Locate each line below that includes "title" and reproduce it.
*** Exercise material ***
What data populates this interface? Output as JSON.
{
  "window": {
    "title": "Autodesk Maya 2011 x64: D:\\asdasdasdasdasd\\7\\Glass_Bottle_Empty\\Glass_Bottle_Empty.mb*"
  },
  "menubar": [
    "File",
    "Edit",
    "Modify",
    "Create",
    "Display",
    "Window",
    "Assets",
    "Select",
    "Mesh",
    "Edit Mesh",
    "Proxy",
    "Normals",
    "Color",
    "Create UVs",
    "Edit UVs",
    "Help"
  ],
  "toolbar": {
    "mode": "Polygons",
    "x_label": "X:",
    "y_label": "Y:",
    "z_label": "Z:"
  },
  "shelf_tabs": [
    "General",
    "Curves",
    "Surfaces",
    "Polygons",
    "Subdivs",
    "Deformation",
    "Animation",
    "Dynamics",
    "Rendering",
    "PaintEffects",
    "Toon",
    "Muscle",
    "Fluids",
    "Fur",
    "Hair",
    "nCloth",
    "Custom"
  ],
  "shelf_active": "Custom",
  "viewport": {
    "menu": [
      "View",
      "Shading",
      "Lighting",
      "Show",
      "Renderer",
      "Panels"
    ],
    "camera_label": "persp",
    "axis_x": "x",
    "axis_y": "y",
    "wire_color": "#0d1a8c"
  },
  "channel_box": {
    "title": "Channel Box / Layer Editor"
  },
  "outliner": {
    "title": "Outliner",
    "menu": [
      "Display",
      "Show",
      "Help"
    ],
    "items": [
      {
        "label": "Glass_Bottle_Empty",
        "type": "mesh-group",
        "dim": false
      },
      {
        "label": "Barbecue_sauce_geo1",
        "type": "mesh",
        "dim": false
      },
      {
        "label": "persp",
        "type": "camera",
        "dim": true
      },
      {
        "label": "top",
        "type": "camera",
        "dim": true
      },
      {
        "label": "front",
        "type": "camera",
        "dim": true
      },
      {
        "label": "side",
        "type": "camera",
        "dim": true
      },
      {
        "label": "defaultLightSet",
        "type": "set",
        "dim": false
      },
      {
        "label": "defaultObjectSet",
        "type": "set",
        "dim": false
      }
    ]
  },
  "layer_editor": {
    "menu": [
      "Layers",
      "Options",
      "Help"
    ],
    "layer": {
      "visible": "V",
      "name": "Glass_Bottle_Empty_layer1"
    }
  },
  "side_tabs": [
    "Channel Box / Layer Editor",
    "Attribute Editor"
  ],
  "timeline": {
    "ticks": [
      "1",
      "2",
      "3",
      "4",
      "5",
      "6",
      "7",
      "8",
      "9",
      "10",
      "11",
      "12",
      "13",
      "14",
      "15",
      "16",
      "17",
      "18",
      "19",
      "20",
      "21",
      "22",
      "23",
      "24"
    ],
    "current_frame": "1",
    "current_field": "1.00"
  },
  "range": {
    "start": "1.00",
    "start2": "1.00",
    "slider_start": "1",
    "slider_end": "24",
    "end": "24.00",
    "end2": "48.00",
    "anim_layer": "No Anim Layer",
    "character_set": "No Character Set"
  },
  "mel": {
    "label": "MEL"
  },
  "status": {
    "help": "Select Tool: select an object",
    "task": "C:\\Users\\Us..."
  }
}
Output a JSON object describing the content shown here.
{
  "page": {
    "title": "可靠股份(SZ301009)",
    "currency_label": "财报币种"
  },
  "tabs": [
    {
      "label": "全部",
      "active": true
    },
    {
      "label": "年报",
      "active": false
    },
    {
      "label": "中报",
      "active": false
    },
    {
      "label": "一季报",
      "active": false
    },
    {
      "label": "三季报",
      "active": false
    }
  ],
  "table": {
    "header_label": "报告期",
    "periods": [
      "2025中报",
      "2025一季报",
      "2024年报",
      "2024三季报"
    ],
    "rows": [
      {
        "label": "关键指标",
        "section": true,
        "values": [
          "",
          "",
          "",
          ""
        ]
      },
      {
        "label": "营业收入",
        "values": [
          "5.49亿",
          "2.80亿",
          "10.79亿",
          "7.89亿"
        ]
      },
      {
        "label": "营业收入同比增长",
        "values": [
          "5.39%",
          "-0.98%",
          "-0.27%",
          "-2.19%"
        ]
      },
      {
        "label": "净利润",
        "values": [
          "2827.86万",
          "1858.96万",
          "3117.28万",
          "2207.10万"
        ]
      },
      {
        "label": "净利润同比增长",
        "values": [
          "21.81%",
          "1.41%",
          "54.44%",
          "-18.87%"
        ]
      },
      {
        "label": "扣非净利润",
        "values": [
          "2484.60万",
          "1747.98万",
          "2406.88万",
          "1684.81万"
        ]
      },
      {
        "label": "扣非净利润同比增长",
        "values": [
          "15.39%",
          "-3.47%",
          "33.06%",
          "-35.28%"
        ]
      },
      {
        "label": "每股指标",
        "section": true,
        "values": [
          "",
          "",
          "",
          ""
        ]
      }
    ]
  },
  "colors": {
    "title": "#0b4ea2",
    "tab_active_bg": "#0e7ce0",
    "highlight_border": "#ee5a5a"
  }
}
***
» Task solution
    "title": "Autodesk Maya 2011 x64: D:\\asdasdasdasdasd\\7\\Glass_Bottle_Empty\\Glass_Bottle_Empty.mb*"
    "title": "Channel Box / Layer Editor"
    "title": "Outliner",
    "title": "可靠股份(SZ301009)",
    "title": "#0b4ea2",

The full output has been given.